(INPUT DATA)
###

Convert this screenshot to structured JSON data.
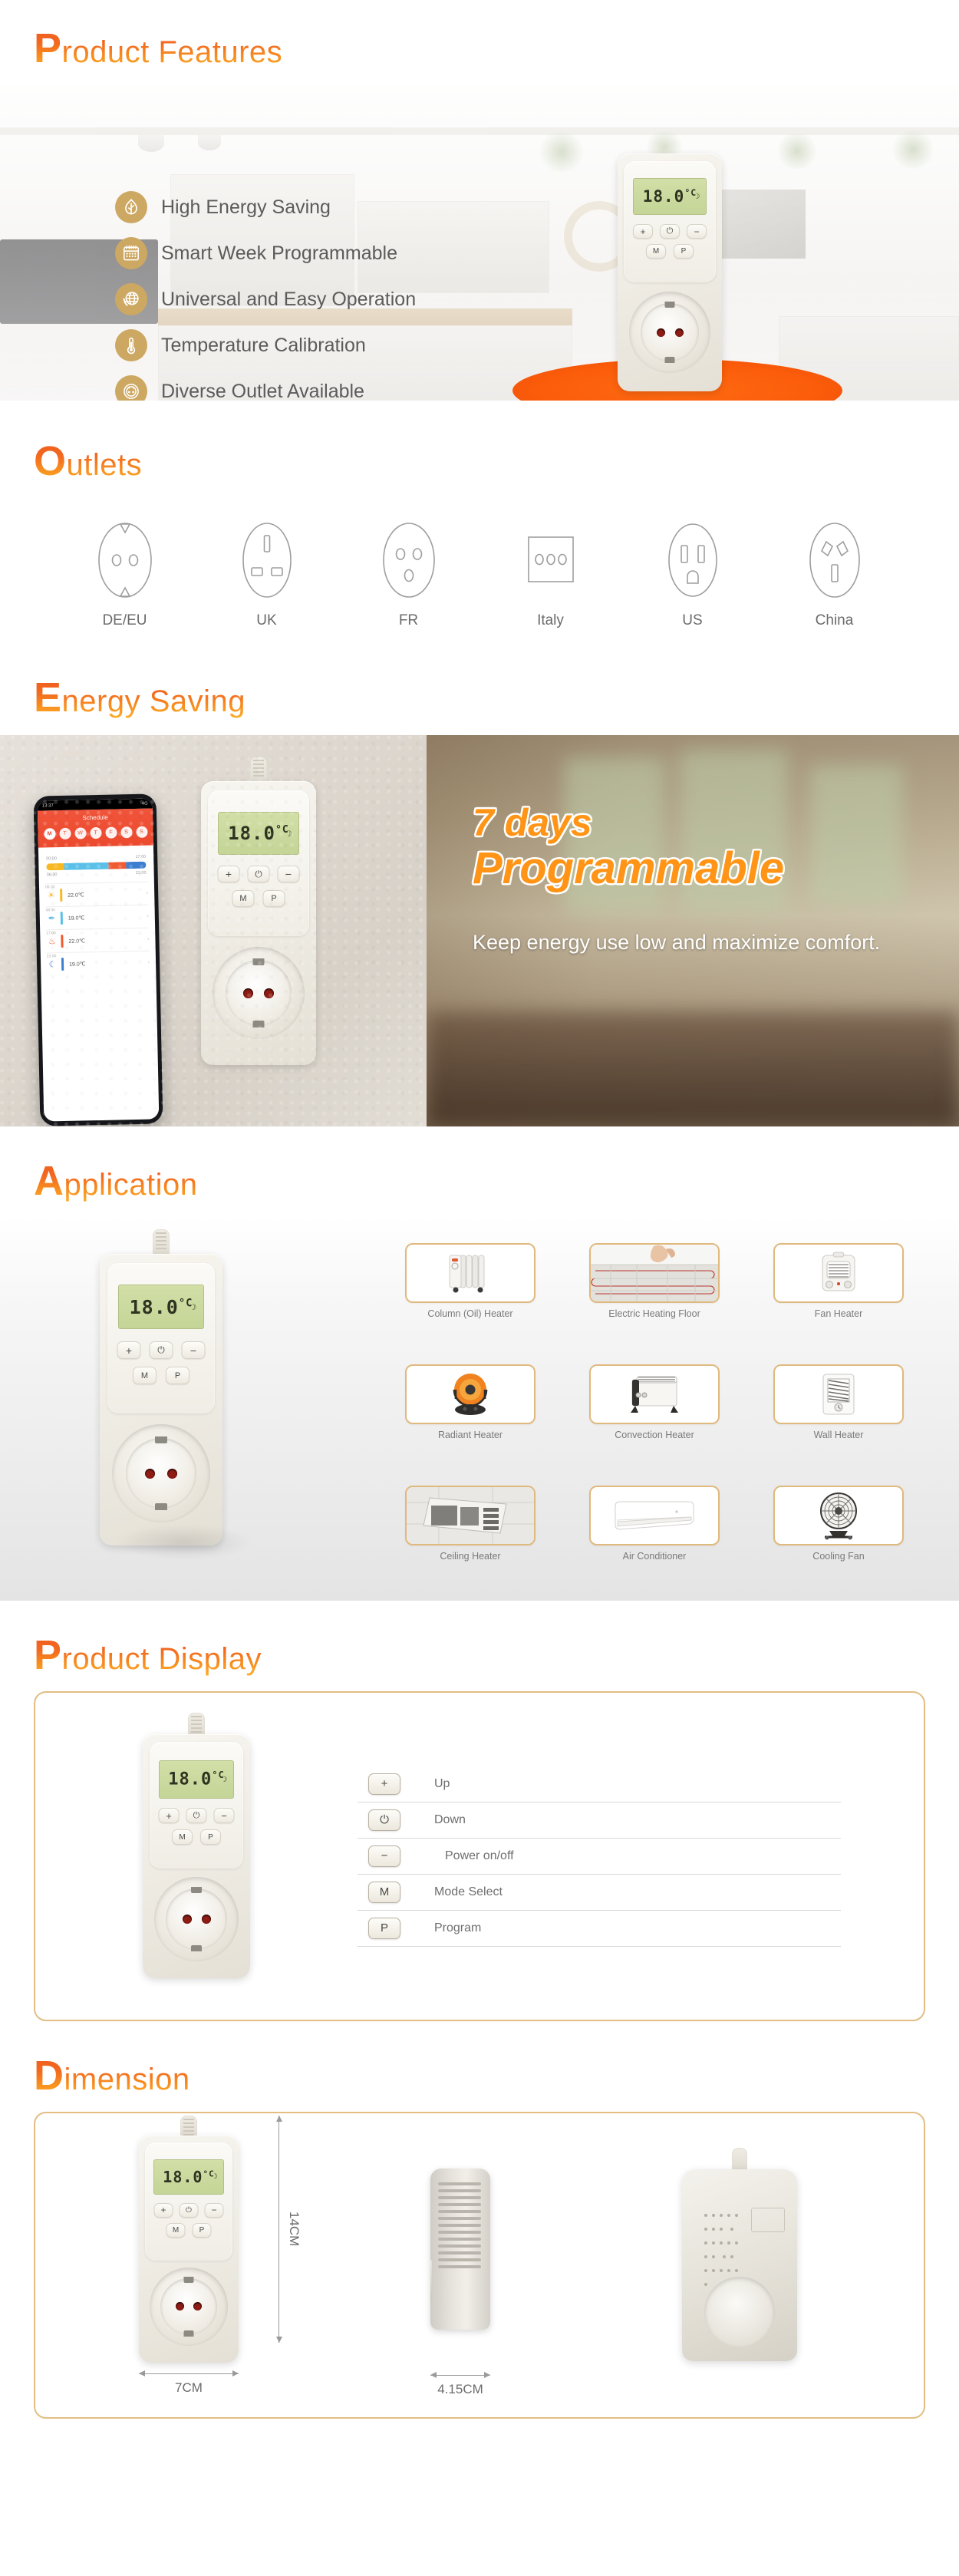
{
  "sections": {
    "features": {
      "cap": "P",
      "rest": "roduct Features"
    },
    "outlets": {
      "cap": "O",
      "rest": "utlets"
    },
    "energy": {
      "cap": "E",
      "rest": "nergy Saving"
    },
    "application": {
      "cap": "A",
      "rest": "pplication"
    },
    "display": {
      "cap": "P",
      "rest": "roduct Display"
    },
    "dimension": {
      "cap": "D",
      "rest": "imension"
    }
  },
  "features": {
    "items": [
      {
        "label": "High Energy Saving",
        "icon": "leaf-icon"
      },
      {
        "label": "Smart Week Programmable",
        "icon": "calendar-icon"
      },
      {
        "label": "Universal and Easy Operation",
        "icon": "globe-refresh-icon"
      },
      {
        "label": "Temperature Calibration",
        "icon": "thermometer-icon"
      },
      {
        "label": "Diverse Outlet Available",
        "icon": "outlet-icon"
      }
    ]
  },
  "device": {
    "display_value": "18.0",
    "display_unit": "C",
    "buttons": [
      "+",
      "⏻",
      "−"
    ],
    "mode_button": "M",
    "program_button": "P"
  },
  "outlets": {
    "items": [
      {
        "label": "DE/EU",
        "icon": "outlet-de-eu-icon"
      },
      {
        "label": "UK",
        "icon": "outlet-uk-icon"
      },
      {
        "label": "FR",
        "icon": "outlet-fr-icon"
      },
      {
        "label": "Italy",
        "icon": "outlet-italy-icon"
      },
      {
        "label": "US",
        "icon": "outlet-us-icon"
      },
      {
        "label": "China",
        "icon": "outlet-china-icon"
      }
    ]
  },
  "energy": {
    "headline_line1": "7 days",
    "headline_line2": "Programmable",
    "subtext": "Keep energy use low and maximize comfort.",
    "phone": {
      "status_time": "13:37",
      "status_right": "4G",
      "title": "Schedule",
      "days": [
        "M",
        "T",
        "W",
        "T",
        "F",
        "S",
        "S"
      ],
      "active_day": "M",
      "timeline_top_left": "00:00",
      "timeline_top_right": "17:00",
      "timeline_bot_left": "06:30",
      "timeline_bot_right": "22:00",
      "segments": [
        {
          "color": "#f7b824",
          "width": 18
        },
        {
          "color": "#5bc0e8",
          "width": 44
        },
        {
          "color": "#ef5a31",
          "width": 18
        },
        {
          "color": "#3c7fd0",
          "width": 20
        }
      ],
      "rows": [
        {
          "time": "06:30",
          "icon": "☀",
          "icon_color": "#f7b824",
          "bar": "#f7b824",
          "temp": "22.0℃"
        },
        {
          "time": "08:30",
          "icon": "✒",
          "icon_color": "#5bc0e8",
          "bar": "#5bc0e8",
          "temp": "19.0℃"
        },
        {
          "time": "17:00",
          "icon": "♨",
          "icon_color": "#ef5a31",
          "bar": "#ef5a31",
          "temp": "22.0℃"
        },
        {
          "time": "22:00",
          "icon": "☾",
          "icon_color": "#3c7fd0",
          "bar": "#3c7fd0",
          "temp": "19.0℃"
        }
      ]
    }
  },
  "application": {
    "items": [
      {
        "label": "Column (Oil) Heater",
        "icon": "oil-heater-icon"
      },
      {
        "label": "Electric Heating Floor",
        "icon": "heating-floor-icon"
      },
      {
        "label": "Fan Heater",
        "icon": "fan-heater-icon"
      },
      {
        "label": "Radiant Heater",
        "icon": "radiant-heater-icon"
      },
      {
        "label": "Convection Heater",
        "icon": "convection-heater-icon"
      },
      {
        "label": "Wall Heater",
        "icon": "wall-heater-icon"
      },
      {
        "label": "Ceiling Heater",
        "icon": "ceiling-heater-icon"
      },
      {
        "label": "Air Conditioner",
        "icon": "air-conditioner-icon"
      },
      {
        "label": "Cooling Fan",
        "icon": "cooling-fan-icon"
      }
    ]
  },
  "product_display": {
    "rows": [
      {
        "key": "+",
        "label": "Up"
      },
      {
        "key": "⏻",
        "label": "Down"
      },
      {
        "key": "−",
        "label": "Power on/off"
      },
      {
        "key": "M",
        "label": "Mode Select"
      },
      {
        "key": "P",
        "label": "Program"
      }
    ]
  },
  "dimension": {
    "height": "14CM",
    "width": "7CM",
    "depth": "4.15CM"
  },
  "colors": {
    "accent_orange": "#f47521",
    "accent_deep": "#ef5a1e",
    "icon_gold": "#cda862",
    "panel_border": "#e3bd84",
    "text_gray": "#6b6b6b"
  }
}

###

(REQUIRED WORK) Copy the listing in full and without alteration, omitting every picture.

(TASK SOLUTION)
Convert this screenshot to structured JSON data.
{
  "sections": {
    "features": {
      "cap": "P",
      "rest": "roduct Features"
    },
    "outlets": {
      "cap": "O",
      "rest": "utlets"
    },
    "energy": {
      "cap": "E",
      "rest": "nergy Saving"
    },
    "application": {
      "cap": "A",
      "rest": "pplication"
    },
    "display": {
      "cap": "P",
      "rest": "roduct Display"
    },
    "dimension": {
      "cap": "D",
      "rest": "imension"
    }
  },
  "features": {
    "items": [
      {
        "label": "High Energy Saving",
        "icon": "leaf-icon"
      },
      {
        "label": "Smart Week Programmable",
        "icon": "calendar-icon"
      },
      {
        "label": "Universal and Easy Operation",
        "icon": "globe-refresh-icon"
      },
      {
        "label": "Temperature Calibration",
        "icon": "thermometer-icon"
      },
      {
        "label": "Diverse Outlet Available",
        "icon": "outlet-icon"
      }
    ]
  },
  "device": {
    "display_value": "18.0",
    "display_unit": "C",
    "buttons": [
      "+",
      "⏻",
      "−"
    ],
    "mode_button": "M",
    "program_button": "P"
  },
  "outlets": {
    "items": [
      {
        "label": "DE/EU",
        "icon": "outlet-de-eu-icon"
      },
      {
        "label": "UK",
        "icon": "outlet-uk-icon"
      },
      {
        "label": "FR",
        "icon": "outlet-fr-icon"
      },
      {
        "label": "Italy",
        "icon": "outlet-italy-icon"
      },
      {
        "label": "US",
        "icon": "outlet-us-icon"
      },
      {
        "label": "China",
        "icon": "outlet-china-icon"
      }
    ]
  },
  "energy": {
    "headline_line1": "7 days",
    "headline_line2": "Programmable",
    "subtext": "Keep energy use low and maximize comfort.",
    "phone": {
      "status_time": "13:37",
      "status_right": "4G",
      "title": "Schedule",
      "days": [
        "M",
        "T",
        "W",
        "T",
        "F",
        "S",
        "S"
      ],
      "active_day": "M",
      "timeline_top_left": "00:00",
      "timeline_top_right": "17:00",
      "timeline_bot_left": "06:30",
      "timeline_bot_right": "22:00",
      "segments": [
        {
          "color": "#f7b824",
          "width": 18
        },
        {
          "color": "#5bc0e8",
          "width": 44
        },
        {
          "color": "#ef5a31",
          "width": 18
        },
        {
          "color": "#3c7fd0",
          "width": 20
        }
      ],
      "rows": [
        {
          "time": "06:30",
          "icon": "☀",
          "icon_color": "#f7b824",
          "bar": "#f7b824",
          "temp": "22.0℃"
        },
        {
          "time": "08:30",
          "icon": "✒",
          "icon_color": "#5bc0e8",
          "bar": "#5bc0e8",
          "temp": "19.0℃"
        },
        {
          "time": "17:00",
          "icon": "♨",
          "icon_color": "#ef5a31",
          "bar": "#ef5a31",
          "temp": "22.0℃"
        },
        {
          "time": "22:00",
          "icon": "☾",
          "icon_color": "#3c7fd0",
          "bar": "#3c7fd0",
          "temp": "19.0℃"
        }
      ]
    }
  },
  "application": {
    "items": [
      {
        "label": "Column (Oil) Heater",
        "icon": "oil-heater-icon"
      },
      {
        "label": "Electric Heating Floor",
        "icon": "heating-floor-icon"
      },
      {
        "label": "Fan Heater",
        "icon": "fan-heater-icon"
      },
      {
        "label": "Radiant Heater",
        "icon": "radiant-heater-icon"
      },
      {
        "label": "Convection Heater",
        "icon": "convection-heater-icon"
      },
      {
        "label": "Wall Heater",
        "icon": "wall-heater-icon"
      },
      {
        "label": "Ceiling Heater",
        "icon": "ceiling-heater-icon"
      },
      {
        "label": "Air Conditioner",
        "icon": "air-conditioner-icon"
      },
      {
        "label": "Cooling Fan",
        "icon": "cooling-fan-icon"
      }
    ]
  },
  "product_display": {
    "rows": [
      {
        "key": "+",
        "label": "Up"
      },
      {
        "key": "⏻",
        "label": "Down"
      },
      {
        "key": "−",
        "label": "Power on/off"
      },
      {
        "key": "M",
        "label": "Mode Select"
      },
      {
        "key": "P",
        "label": "Program"
      }
    ]
  },
  "dimension": {
    "height": "14CM",
    "width": "7CM",
    "depth": "4.15CM"
  },
  "colors": {
    "accent_orange": "#f47521",
    "accent_deep": "#ef5a1e",
    "icon_gold": "#cda862",
    "panel_border": "#e3bd84",
    "text_gray": "#6b6b6b"
  }
}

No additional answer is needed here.